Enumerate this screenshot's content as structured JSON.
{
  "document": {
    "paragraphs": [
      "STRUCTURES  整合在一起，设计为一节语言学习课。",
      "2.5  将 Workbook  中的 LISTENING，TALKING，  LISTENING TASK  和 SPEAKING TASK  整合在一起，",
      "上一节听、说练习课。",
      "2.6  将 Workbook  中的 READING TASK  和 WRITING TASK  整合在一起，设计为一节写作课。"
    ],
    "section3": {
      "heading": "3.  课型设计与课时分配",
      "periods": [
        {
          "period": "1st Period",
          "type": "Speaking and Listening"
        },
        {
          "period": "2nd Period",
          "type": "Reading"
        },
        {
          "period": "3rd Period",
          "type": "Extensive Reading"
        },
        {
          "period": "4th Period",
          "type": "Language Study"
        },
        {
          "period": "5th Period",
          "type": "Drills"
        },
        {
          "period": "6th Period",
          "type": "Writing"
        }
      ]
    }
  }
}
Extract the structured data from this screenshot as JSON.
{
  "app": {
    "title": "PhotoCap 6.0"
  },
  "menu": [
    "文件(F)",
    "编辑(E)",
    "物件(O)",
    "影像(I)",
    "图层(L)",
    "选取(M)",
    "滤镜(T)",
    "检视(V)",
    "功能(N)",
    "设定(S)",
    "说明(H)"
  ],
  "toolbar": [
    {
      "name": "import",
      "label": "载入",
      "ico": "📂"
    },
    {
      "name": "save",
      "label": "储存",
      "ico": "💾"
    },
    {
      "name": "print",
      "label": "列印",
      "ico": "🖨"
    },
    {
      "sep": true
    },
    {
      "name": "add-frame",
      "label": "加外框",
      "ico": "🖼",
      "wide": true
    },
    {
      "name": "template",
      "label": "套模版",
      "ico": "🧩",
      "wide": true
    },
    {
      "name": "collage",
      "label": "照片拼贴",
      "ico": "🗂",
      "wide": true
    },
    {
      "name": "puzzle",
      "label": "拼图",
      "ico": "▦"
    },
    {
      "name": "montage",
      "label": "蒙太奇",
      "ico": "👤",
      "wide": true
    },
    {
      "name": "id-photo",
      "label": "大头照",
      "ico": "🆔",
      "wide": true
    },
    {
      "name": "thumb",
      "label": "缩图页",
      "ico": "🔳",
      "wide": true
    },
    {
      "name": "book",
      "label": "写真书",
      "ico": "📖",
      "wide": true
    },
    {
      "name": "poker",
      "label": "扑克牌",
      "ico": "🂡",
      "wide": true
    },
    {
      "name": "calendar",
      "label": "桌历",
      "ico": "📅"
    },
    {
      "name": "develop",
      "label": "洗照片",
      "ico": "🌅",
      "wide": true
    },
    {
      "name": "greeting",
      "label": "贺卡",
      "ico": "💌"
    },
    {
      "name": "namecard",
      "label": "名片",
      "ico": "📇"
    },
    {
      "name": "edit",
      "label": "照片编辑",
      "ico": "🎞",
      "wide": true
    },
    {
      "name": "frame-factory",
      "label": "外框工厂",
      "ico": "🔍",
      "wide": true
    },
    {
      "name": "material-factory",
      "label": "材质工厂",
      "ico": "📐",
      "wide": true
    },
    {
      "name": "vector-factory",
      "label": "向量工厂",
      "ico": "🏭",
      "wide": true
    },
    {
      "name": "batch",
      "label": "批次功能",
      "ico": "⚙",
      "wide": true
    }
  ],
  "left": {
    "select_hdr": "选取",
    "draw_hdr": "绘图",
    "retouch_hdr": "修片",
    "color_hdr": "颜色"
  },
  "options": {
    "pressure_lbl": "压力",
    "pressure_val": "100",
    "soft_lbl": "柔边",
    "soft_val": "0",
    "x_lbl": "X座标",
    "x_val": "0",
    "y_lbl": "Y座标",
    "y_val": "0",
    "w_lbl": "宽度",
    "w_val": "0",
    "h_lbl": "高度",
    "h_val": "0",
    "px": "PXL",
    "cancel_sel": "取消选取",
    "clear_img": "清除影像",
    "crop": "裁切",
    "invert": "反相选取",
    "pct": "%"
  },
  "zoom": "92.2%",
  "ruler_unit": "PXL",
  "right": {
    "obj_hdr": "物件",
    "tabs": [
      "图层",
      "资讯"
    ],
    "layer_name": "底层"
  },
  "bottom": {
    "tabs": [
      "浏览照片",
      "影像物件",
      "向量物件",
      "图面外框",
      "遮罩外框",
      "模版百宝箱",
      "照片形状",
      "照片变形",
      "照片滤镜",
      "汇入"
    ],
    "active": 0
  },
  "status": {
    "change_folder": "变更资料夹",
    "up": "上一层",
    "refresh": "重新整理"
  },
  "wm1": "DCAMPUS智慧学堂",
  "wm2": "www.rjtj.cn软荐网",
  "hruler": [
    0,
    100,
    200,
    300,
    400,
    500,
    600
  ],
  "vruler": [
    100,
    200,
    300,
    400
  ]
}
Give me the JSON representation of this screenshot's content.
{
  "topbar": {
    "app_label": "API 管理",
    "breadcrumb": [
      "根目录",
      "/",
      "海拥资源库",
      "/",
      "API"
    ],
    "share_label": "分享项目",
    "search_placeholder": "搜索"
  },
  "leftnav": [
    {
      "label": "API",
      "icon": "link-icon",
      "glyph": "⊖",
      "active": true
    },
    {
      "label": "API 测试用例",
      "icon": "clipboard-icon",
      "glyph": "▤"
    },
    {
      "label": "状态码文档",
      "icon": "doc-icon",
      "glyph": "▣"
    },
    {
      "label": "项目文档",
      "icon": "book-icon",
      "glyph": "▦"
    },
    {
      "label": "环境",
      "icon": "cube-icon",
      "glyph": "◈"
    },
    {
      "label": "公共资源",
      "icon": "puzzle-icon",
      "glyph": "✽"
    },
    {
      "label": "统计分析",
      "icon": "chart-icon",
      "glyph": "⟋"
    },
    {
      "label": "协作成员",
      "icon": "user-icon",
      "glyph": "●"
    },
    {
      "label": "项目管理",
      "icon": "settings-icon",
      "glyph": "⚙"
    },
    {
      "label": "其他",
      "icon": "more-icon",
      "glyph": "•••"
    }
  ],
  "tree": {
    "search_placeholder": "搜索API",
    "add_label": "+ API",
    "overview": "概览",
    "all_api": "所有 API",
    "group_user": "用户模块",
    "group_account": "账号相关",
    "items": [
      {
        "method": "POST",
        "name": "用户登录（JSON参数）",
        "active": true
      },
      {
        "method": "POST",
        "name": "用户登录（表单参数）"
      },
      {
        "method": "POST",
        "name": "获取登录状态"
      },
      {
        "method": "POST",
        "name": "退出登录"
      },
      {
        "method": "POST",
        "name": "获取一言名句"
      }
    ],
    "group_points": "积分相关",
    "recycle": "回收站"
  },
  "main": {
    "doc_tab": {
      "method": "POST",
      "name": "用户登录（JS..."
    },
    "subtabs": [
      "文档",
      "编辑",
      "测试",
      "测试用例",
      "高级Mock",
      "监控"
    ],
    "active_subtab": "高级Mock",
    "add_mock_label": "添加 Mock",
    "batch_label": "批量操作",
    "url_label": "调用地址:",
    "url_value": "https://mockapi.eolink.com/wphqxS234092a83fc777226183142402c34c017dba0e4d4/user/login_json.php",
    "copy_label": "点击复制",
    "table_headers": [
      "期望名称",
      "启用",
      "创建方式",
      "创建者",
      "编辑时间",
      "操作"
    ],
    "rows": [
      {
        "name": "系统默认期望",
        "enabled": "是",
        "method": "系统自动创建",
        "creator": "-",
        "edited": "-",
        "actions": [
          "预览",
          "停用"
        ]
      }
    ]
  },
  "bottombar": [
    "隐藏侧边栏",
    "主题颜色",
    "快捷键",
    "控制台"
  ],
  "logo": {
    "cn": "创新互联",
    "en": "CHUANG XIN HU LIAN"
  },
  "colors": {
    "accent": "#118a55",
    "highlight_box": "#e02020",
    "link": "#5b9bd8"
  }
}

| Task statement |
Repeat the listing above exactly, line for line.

| Answer box |
Enumerate this screenshot's content as structured JSON.
{
  "document": {
    "paragraphs": [
      "STRUCTURES  整合在一起，设计为一节语言学习课。",
      "2.5  将 Workbook  中的 LISTENING，TALKING，  LISTENING TASK  和 SPEAKING TASK  整合在一起，",
      "上一节听、说练习课。",
      "2.6  将 Workbook  中的 READING TASK  和 WRITING TASK  整合在一起，设计为一节写作课。"
    ],
    "section3": {
      "heading": "3.  课型设计与课时分配",
      "periods": [
        {
          "period": "1st Period",
          "type": "Speaking and Listening"
        },
        {
          "period": "2nd Period",
          "type": "Reading"
        },
        {
          "period": "3rd Period",
          "type": "Extensive Reading"
        },
        {
          "period": "4th Period",
          "type": "Language Study"
        },
        {
          "period": "5th Period",
          "type": "Drills"
        },
        {
          "period": "6th Period",
          "type": "Writing"
        }
      ]
    }
  }
}
Extract the structured data from this screenshot as JSON.
{
  "app": {
    "title": "PhotoCap 6.0"
  },
  "menu": [
    "文件(F)",
    "编辑(E)",
    "物件(O)",
    "影像(I)",
    "图层(L)",
    "选取(M)",
    "滤镜(T)",
    "检视(V)",
    "功能(N)",
    "设定(S)",
    "说明(H)"
  ],
  "toolbar": [
    {
      "name": "import",
      "label": "载入",
      "ico": "📂"
    },
    {
      "name": "save",
      "label": "储存",
      "ico": "💾"
    },
    {
      "name": "print",
      "label": "列印",
      "ico": "🖨"
    },
    {
      "sep": true
    },
    {
      "name": "add-frame",
      "label": "加外框",
      "ico": "🖼",
      "wide": true
    },
    {
      "name": "template",
      "label": "套模版",
      "ico": "🧩",
      "wide": true
    },
    {
      "name": "collage",
      "label": "照片拼贴",
      "ico": "🗂",
      "wide": true
    },
    {
      "name": "puzzle",
      "label": "拼图",
      "ico": "▦"
    },
    {
      "name": "montage",
      "label": "蒙太奇",
      "ico": "👤",
      "wide": true
    },
    {
      "name": "id-photo",
      "label": "大头照",
      "ico": "🆔",
      "wide": true
    },
    {
      "name": "thumb",
      "label": "缩图页",
      "ico": "🔳",
      "wide": true
    },
    {
      "name": "book",
      "label": "写真书",
      "ico": "📖",
      "wide": true
    },
    {
      "name": "poker",
      "label": "扑克牌",
      "ico": "🂡",
      "wide": true
    },
    {
      "name": "calendar",
      "label": "桌历",
      "ico": "📅"
    },
    {
      "name": "develop",
      "label": "洗照片",
      "ico": "🌅",
      "wide": true
    },
    {
      "name": "greeting",
      "label": "贺卡",
      "ico": "💌"
    },
    {
      "name": "namecard",
      "label": "名片",
      "ico": "📇"
    },
    {
      "name": "edit",
      "label": "照片编辑",
      "ico": "🎞",
      "wide": true
    },
    {
      "name": "frame-factory",
      "label": "外框工厂",
      "ico": "🔍",
      "wide": true
    },
    {
      "name": "material-factory",
      "label": "材质工厂",
      "ico": "📐",
      "wide": true
    },
    {
      "name": "vector-factory",
      "label": "向量工厂",
      "ico": "🏭",
      "wide": true
    },
    {
      "name": "batch",
      "label": "批次功能",
      "ico": "⚙",
      "wide": true
    }
  ],
  "left": {
    "select_hdr": "选取",
    "draw_hdr": "绘图",
    "retouch_hdr": "修片",
    "color_hdr": "颜色"
  },
  "options": {
    "pressure_lbl": "压力",
    "pressure_val": "100",
    "soft_lbl": "柔边",
    "soft_val": "0",
    "x_lbl": "X座标",
    "x_val": "0",
    "y_lbl": "Y座标",
    "y_val": "0",
    "w_lbl": "宽度",
    "w_val": "0",
    "h_lbl": "高度",
    "h_val": "0",
    "px": "PXL",
    "cancel_sel": "取消选取",
    "clear_img": "清除影像",
    "crop": "裁切",
    "invert": "反相选取",
    "pct": "%"
  },
  "zoom": "92.2%",
  "ruler_unit": "PXL",
  "right": {
    "obj_hdr": "物件",
    "tabs": [
      "图层",
      "资讯"
    ],
    "layer_name": "底层"
  },
  "bottom": {
    "tabs": [
      "浏览照片",
      "影像物件",
      "向量物件",
      "图面外框",
      "遮罩外框",
      "模版百宝箱",
      "照片形状",
      "照片变形",
      "照片滤镜",
      "汇入"
    ],
    "active": 0
  },
  "status": {
    "change_folder": "变更资料夹",
    "up": "上一层",
    "refresh": "重新整理"
  },
  "wm1": "DCAMPUS智慧学堂",
  "wm2": "www.rjtj.cn软荐网",
  "hruler": [
    0,
    100,
    200,
    300,
    400,
    500,
    600
  ],
  "vruler": [
    100,
    200,
    300,
    400
  ]
}
Give me the JSON representation of this screenshot's content.
{
  "topbar": {
    "app_label": "API 管理",
    "breadcrumb": [
      "根目录",
      "/",
      "海拥资源库",
      "/",
      "API"
    ],
    "share_label": "分享项目",
    "search_placeholder": "搜索"
  },
  "leftnav": [
    {
      "label": "API",
      "icon": "link-icon",
      "glyph": "⊖",
      "active": true
    },
    {
      "label": "API 测试用例",
      "icon": "clipboard-icon",
      "glyph": "▤"
    },
    {
      "label": "状态码文档",
      "icon": "doc-icon",
      "glyph": "▣"
    },
    {
      "label": "项目文档",
      "icon": "book-icon",
      "glyph": "▦"
    },
    {
      "label": "环境",
      "icon": "cube-icon",
      "glyph": "◈"
    },
    {
      "label": "公共资源",
      "icon": "puzzle-icon",
      "glyph": "✽"
    },
    {
      "label": "统计分析",
      "icon": "chart-icon",
      "glyph": "⟋"
    },
    {
      "label": "协作成员",
      "icon": "user-icon",
      "glyph": "●"
    },
    {
      "label": "项目管理",
      "icon": "settings-icon",
      "glyph": "⚙"
    },
    {
      "label": "其他",
      "icon": "more-icon",
      "glyph": "•••"
    }
  ],
  "tree": {
    "search_placeholder": "搜索API",
    "add_label": "+ API",
    "overview": "概览",
    "all_api": "所有 API",
    "group_user": "用户模块",
    "group_account": "账号相关",
    "items": [
      {
        "method": "POST",
        "name": "用户登录（JSON参数）",
        "active": true
      },
      {
        "method": "POST",
        "name": "用户登录（表单参数）"
      },
      {
        "method": "POST",
        "name": "获取登录状态"
      },
      {
        "method": "POST",
        "name": "退出登录"
      },
      {
        "method": "POST",
        "name": "获取一言名句"
      }
    ],
    "group_points": "积分相关",
    "recycle": "回收站"
  },
  "main": {
    "doc_tab": {
      "method": "POST",
      "name": "用户登录（JS..."
    },
    "subtabs": [
      "文档",
      "编辑",
      "测试",
      "测试用例",
      "高级Mock",
      "监控"
    ],
    "active_subtab": "高级Mock",
    "add_mock_label": "添加 Mock",
    "batch_label": "批量操作",
    "url_label": "调用地址:",
    "url_value": "https://mockapi.eolink.com/wphqxS234092a83fc777226183142402c34c017dba0e4d4/user/login_json.php",
    "copy_label": "点击复制",
    "table_headers": [
      "期望名称",
      "启用",
      "创建方式",
      "创建者",
      "编辑时间",
      "操作"
    ],
    "rows": [
      {
        "name": "系统默认期望",
        "enabled": "是",
        "method": "系统自动创建",
        "creator": "-",
        "edited": "-",
        "actions": [
          "预览",
          "停用"
        ]
      }
    ]
  },
  "bottombar": [
    "隐藏侧边栏",
    "主题颜色",
    "快捷键",
    "控制台"
  ],
  "logo": {
    "cn": "创新互联",
    "en": "CHUANG XIN HU LIAN"
  },
  "colors": {
    "accent": "#118a55",
    "highlight_box": "#e02020",
    "link": "#5b9bd8"
  }
}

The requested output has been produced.